Women on the roadside were beating their chests and eyes filled with tears while the procession was moving on. With more and more people joining from adjacent localities the procession was swelling. Among them were some young boys who had been friends with Omar. With tears rolling down on their cheeks, they were taking turns to carry the plank with cold bruised body of Omar.
Qayoom says his son has been severely tortured in the police station and they didn’t release him even after the bail was approved by the district magistrate. “I went to police station on August 21 were my son told me to take him to hospital. He was weeping while he said police and CRPF men beat him severely and then gave power shocks on his wounds,” Qayoom says.
The concerned executive magistrate, Bashir Ahmed Balkhi, however says he also asked the Station House Officer to approve Omar’s bail but he didn’t agree. “I told him I will be guarantee for his bail but he didn’t accept my word,” he says.
While I was clicking more and more pictures to get the clear and close-up shots, procession reached near a CRPF camp at Buchpora and it was there when some young boys joined hands of each other and made a chain to stop wailing anger from moving further. They decided to return back as I overheard someone saying, “It will be a massacre to move on. There is a big CRPF camp and people are angry. We don’t have to confront them right now. Let’s go back,” he said.

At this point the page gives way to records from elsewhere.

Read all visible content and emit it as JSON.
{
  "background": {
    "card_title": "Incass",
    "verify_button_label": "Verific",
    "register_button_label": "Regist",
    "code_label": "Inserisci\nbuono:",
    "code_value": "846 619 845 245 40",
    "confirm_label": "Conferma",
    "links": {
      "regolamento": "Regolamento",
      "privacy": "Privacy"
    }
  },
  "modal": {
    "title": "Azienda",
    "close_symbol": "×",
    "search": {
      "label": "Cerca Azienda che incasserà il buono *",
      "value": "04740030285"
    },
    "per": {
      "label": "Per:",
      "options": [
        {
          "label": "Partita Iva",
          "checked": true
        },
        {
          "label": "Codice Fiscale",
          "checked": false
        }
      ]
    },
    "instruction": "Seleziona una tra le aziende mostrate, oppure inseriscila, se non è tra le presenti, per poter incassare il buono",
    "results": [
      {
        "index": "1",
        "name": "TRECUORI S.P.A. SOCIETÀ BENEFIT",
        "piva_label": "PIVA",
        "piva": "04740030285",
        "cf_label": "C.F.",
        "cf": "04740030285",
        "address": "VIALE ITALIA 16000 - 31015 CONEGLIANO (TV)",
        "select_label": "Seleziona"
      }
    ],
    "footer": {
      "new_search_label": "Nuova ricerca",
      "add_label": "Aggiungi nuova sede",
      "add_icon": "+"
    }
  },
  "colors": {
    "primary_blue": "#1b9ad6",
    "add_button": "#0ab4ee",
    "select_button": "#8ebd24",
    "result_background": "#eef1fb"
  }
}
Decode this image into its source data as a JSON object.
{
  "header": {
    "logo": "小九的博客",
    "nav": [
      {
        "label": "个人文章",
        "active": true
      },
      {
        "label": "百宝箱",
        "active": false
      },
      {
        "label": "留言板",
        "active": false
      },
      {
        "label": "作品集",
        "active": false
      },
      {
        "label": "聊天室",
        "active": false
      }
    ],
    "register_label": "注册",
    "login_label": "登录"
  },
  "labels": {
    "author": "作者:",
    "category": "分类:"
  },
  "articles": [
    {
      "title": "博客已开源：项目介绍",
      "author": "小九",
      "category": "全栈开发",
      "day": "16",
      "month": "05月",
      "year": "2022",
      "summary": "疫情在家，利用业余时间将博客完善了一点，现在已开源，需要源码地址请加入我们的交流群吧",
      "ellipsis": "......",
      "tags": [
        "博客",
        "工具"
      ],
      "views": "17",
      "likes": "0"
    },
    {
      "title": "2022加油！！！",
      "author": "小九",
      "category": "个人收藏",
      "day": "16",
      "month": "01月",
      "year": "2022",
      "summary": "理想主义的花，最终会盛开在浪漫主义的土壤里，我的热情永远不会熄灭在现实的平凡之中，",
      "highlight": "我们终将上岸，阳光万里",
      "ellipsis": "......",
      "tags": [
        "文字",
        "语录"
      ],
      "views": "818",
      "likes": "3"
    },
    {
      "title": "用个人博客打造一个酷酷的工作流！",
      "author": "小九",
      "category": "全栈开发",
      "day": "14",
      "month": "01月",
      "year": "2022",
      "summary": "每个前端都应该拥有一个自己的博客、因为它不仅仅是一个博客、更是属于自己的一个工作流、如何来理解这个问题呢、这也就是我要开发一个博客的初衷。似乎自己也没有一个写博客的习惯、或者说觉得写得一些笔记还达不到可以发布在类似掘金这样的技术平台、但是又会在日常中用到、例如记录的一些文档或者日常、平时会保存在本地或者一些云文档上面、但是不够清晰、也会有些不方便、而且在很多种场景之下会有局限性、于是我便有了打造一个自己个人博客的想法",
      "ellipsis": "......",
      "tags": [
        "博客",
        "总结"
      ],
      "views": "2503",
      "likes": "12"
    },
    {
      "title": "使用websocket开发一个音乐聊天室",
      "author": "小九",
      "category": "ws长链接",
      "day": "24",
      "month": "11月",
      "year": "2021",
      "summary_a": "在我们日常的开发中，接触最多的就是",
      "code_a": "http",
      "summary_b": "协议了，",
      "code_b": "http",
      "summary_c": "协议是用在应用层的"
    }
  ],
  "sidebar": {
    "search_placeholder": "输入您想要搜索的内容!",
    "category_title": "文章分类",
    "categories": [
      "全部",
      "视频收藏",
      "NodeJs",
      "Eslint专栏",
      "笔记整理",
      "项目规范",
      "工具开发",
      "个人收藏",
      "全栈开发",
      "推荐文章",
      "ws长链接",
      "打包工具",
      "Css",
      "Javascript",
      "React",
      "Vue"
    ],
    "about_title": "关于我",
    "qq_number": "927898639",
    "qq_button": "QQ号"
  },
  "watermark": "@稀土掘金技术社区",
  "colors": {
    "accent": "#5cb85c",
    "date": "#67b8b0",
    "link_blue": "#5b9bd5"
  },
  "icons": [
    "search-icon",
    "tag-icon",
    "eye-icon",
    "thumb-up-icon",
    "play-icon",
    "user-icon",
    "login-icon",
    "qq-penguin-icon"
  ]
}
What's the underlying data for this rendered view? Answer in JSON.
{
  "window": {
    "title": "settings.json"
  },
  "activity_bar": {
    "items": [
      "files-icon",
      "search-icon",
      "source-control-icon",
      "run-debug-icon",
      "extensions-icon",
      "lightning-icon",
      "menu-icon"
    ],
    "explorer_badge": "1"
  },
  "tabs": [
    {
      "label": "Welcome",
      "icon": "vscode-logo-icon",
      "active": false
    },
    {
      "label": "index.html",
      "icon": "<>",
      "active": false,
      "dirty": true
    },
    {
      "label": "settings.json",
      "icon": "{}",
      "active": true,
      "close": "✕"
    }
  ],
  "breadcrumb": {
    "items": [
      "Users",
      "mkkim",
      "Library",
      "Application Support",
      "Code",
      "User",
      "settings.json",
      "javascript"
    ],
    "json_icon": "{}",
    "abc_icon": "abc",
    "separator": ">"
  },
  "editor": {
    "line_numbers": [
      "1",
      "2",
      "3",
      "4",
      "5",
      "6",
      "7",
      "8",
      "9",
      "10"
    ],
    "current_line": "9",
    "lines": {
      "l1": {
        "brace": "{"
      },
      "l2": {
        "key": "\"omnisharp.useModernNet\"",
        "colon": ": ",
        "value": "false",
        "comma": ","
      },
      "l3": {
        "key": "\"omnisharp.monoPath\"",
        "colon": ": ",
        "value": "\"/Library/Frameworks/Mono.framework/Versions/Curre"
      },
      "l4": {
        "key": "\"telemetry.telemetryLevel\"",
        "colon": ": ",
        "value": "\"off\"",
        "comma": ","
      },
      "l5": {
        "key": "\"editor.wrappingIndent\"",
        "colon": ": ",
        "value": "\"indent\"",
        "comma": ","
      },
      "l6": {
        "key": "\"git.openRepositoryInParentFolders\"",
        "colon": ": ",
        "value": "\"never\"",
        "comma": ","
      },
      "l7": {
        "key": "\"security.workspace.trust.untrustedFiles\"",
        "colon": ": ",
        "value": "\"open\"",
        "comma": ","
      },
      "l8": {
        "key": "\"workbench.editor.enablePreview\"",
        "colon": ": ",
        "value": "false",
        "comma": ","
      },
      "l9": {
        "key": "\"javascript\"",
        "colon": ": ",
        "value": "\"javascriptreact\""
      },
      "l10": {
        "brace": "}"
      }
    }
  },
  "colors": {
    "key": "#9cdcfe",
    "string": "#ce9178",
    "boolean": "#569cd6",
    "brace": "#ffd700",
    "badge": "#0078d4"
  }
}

As I saw women following the men, raising pro-freedom slogans, moving in the procession back to Soura. Decided earlier by the elders of the area, Omar had to be buried at his ancestral graveyard which can be seen from his home. We reached at his home were his body was to be bathed. I was waiting outside the house. Women had made a circle to wail while his sisters were pulling out their hair as they saw their brother’s body.
While people were giving bath to Omar’s body, some angry boys, most of them were Omar’s friends, started throwing stones at CRPF and policemen who restricted the movement of the procession within Soura area only. Tear gas shells were fired in retaliation and bullet shots were also heard from the lane were I was waiting for people to come out along with Omar’s body. Elders pleaded before boys not to throw stones till Omar will be buried. After several requests they agreed.
Friends of Omar believe that his killing should be probed by the human rights organizations. They have earlier gone to police station to lodge a complaint which police didn’t accept. “How can police register complaint against themselves but we won’t let the killers of Omar roam free,” one of the friends shouted near his house.
The funeral prayers were to be held at a local shrine Jenab Sahib Soura. From home his body was now taken to the shrine. His body was kept in the courtyard of shrine and rows of people start covering the green grass of the courtyard. I went up to a minaret of the shrine to get the best picture of the gathering. I could see hundreds of people in rows.
Now in a green plywood casket on dry grass under him, a green cloth with some verses of Holy Quran written over the casket, Omar’s body was taken to graveyard. Passing through lanes and by-lanes procession was about to reach main road when a tear gas shell burst near my legs. It didn’t come as a surprise to me. It has been going here since football grounds of Kashmir have been changing into graveyards.
People were pleading before the CRPF men and waving towards them to let the procession pass peacefully. Though, only then they allowed. Omar was buried in the grave near a brick wall at the corner of the graveyard. Omar is waiting justice from Omar!
I returned home. After a month now, that day still haunts me. Wails still echo in my ears. I feel, is this why I chose this what I do? But then I remember there were and are many like Omar who lost to bullets, tear gas shells, torture or newly introduced pellets. And I moved on. Since then 110 people have been killed in Police and Paramilitary forces action.